  • When he arrives in Los Angeles, Burt travels with a surly taxi driver, has money taken from him by a girl selling flowers and is approached by a prostitute. He appears vulnerable and lost during these interactions.
  • Burt is attacked (but not hurt) by a rattle snake.
  • During the final race, Burt's leg gets burnt, his goggles fly off in the wind and his bike crashes. For a few brief moments, he doesn't move.

From 8-13

Many children in this age group could also be concerned by the scenes described above.

Over 13

Children over the age of 13 will probably be OK with this movie, although the scene of the final race could concern some.

Sexual references

  • Burt's motel in Los Angeles is in a area where prostitutes live.
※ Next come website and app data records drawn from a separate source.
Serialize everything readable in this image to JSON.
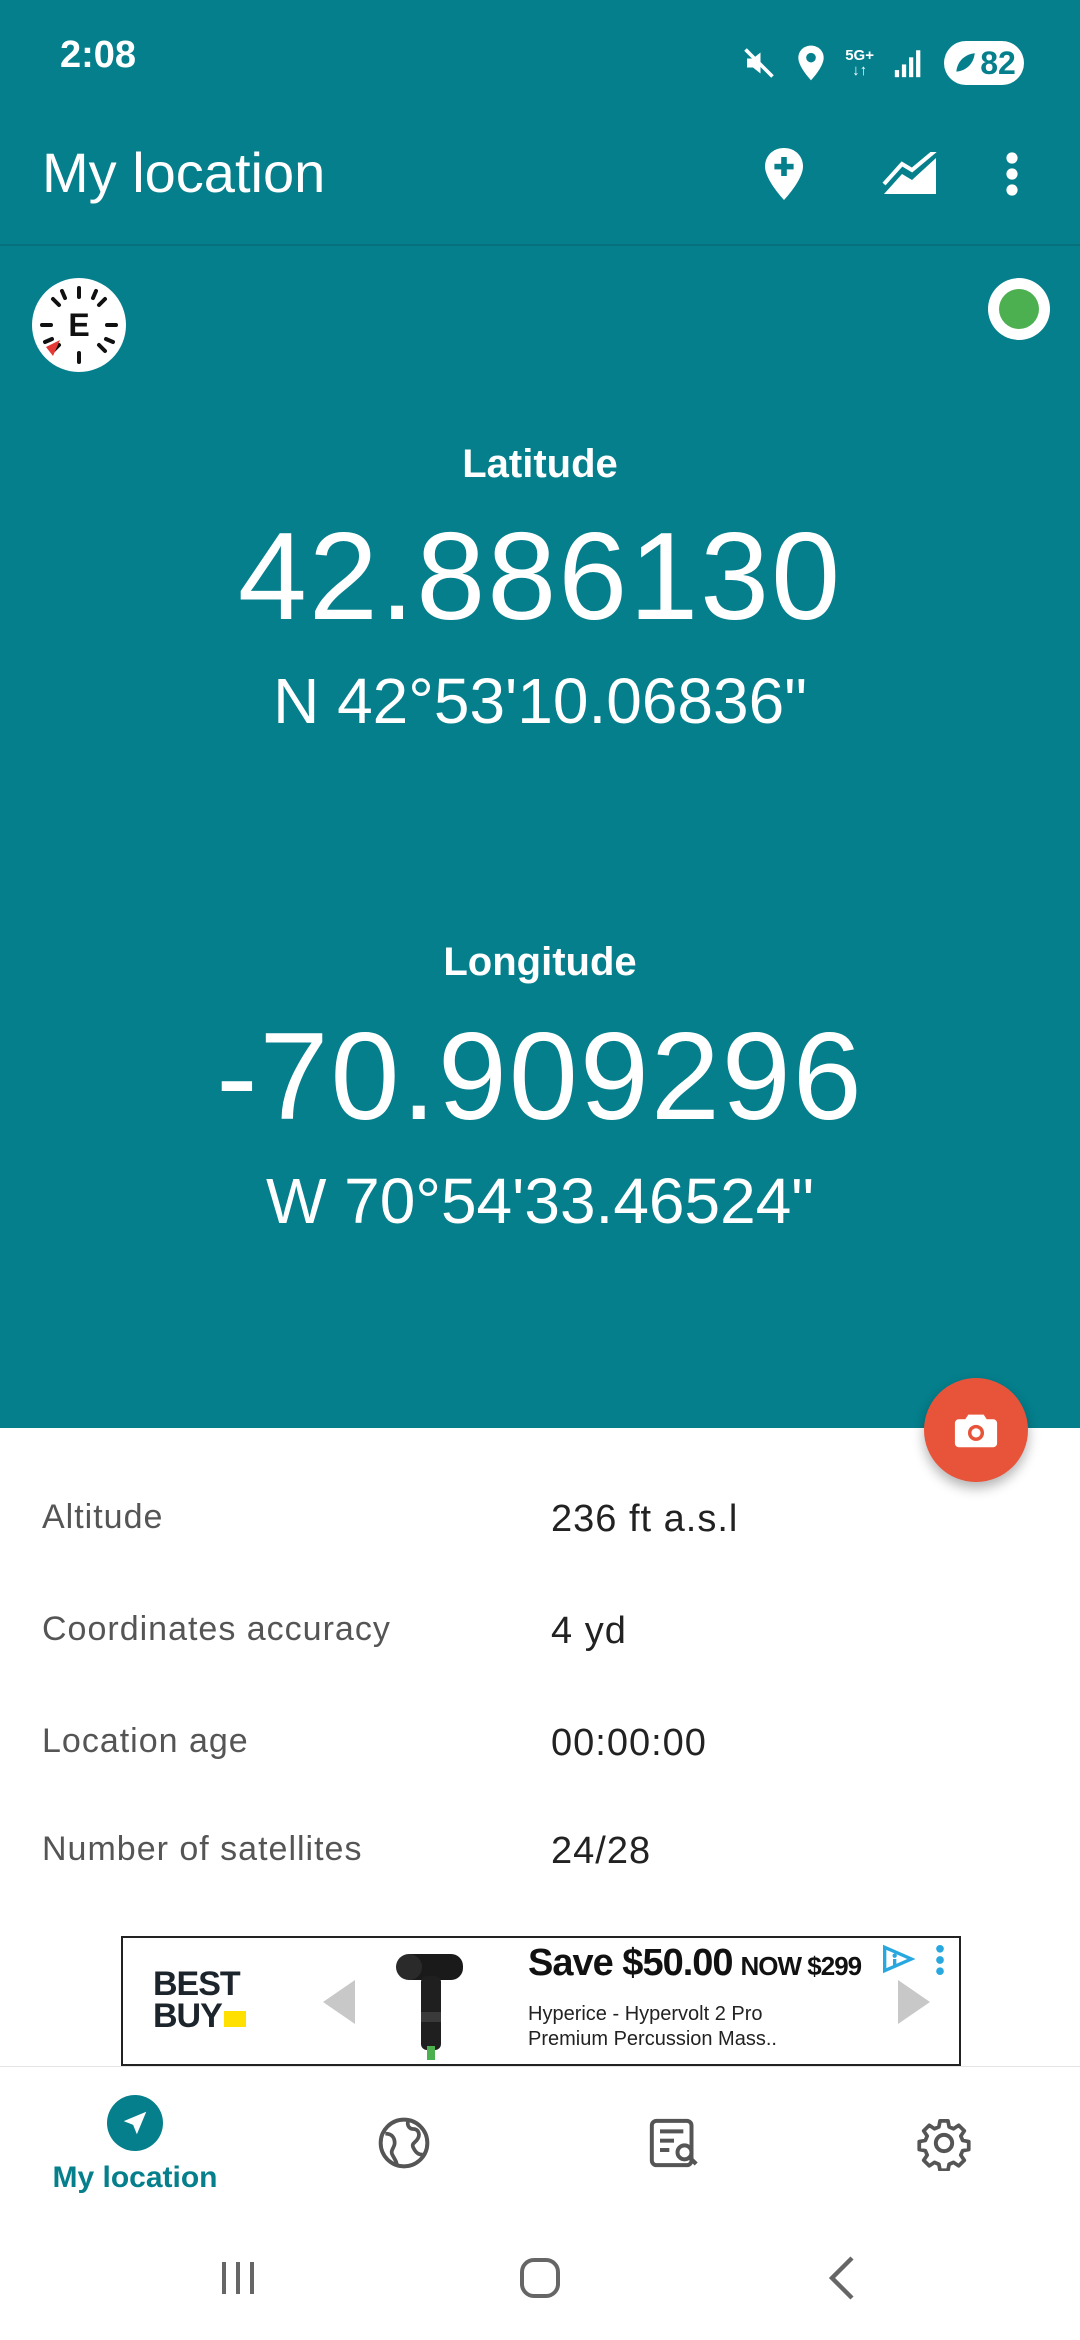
{
  "status_bar": {
    "time": "2:08",
    "network_label_top": "5G+",
    "network_label_bottom": "↓↑",
    "battery": "82",
    "icons": [
      "mute-icon",
      "location-pin-icon",
      "signal-icon",
      "battery-icon"
    ]
  },
  "app_bar": {
    "title": "My location",
    "actions": [
      "add-location-icon",
      "elevation-chart-icon",
      "more-vert-icon"
    ]
  },
  "compass": {
    "letter": "E"
  },
  "coordinates": {
    "latitude": {
      "label": "Latitude",
      "decimal": "42.886130",
      "dms": "N 42°53'10.06836\""
    },
    "longitude": {
      "label": "Longitude",
      "decimal": "-70.909296",
      "dms": "W 70°54'33.46524\""
    }
  },
  "details": [
    {
      "label": "Altitude",
      "value": "236 ft a.s.l"
    },
    {
      "label": "Coordinates accuracy",
      "value": "4 yd"
    },
    {
      "label": "Location age",
      "value": "00:00:00"
    },
    {
      "label": "Number of satellites",
      "value": "24/28"
    }
  ],
  "ad": {
    "brand_line1": "BEST",
    "brand_line2": "BUY",
    "headline": "Save $50.00",
    "headline_now": "NOW $299",
    "description": "Hyperice - Hypervolt 2 Pro Premium Percussion Mass..",
    "icons": [
      "ad-choices-icon",
      "more-vert-icon"
    ]
  },
  "bottom_nav": {
    "items": [
      {
        "label": "My location",
        "icon": "navigation-arrow-icon",
        "active": true
      },
      {
        "label": "",
        "icon": "globe-icon",
        "active": false
      },
      {
        "label": "",
        "icon": "list-search-icon",
        "active": false
      },
      {
        "label": "",
        "icon": "gear-icon",
        "active": false
      }
    ]
  },
  "colors": {
    "primary": "#057f8c",
    "fab": "#e8543a",
    "status_ok": "#4caf50"
  }
}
One character is a transvestite.
  • A prostitute propositions Burt.

Alcohol, drugs and other substances

There are several scenes in which people are shown to be drinking or smoking. Burt takes a strong stand against smoking. He say many times that smoking is bad for you and that he himself never smokes or drinks.

Nudity and sexual activity

Burt is shown waking up in bed with two different women during the movie. On one occasion, the woman's bare torso is shown from the back. On the second occasion, Burt has a sore back and exclaims, 'What have you done to me!'

Product placement

Except for the Indian Twin Scout motorbike, there is no product placement in this movie.

Coarse language

This movie contains frequent mild to medium-level coarse language, particularly in the second half.

Ideas to discuss with your children

This true story of New Zealander Burt Munro is the gentle telling of a man's attempt to fulfil a dream. Its main theme is racing and fast cars. The races are shown in an exciting way. But the movie moves at a slow pace, and some children could find some parts of the storyline difficult to follow. Adults might enjoy the recreation of the late 60s in New Zealand and the US. Also, the characters Burt meets along the way are engaging.

The movie presents ideas about taking risks, and it explores the notion that age is no barrier to chasing your dreams. It also suggests that determination helps you face obstacles and put-downs. You could discuss these ideas as well as the values presented in the movie:

  • endurance through adversity
  • being yourself and standing up for your beliefs (not smoking, not drinking)
  • believing in yourself
  • accepting people for who they are.

Some of Burt's unsafe practices while racing (he lacks funds to purchase proper safety gear) could be a prompt for you to discuss road safety with your child. On a deeper issue, you could talk about how selfishness sometimes goes hand in hand with single-mindedness.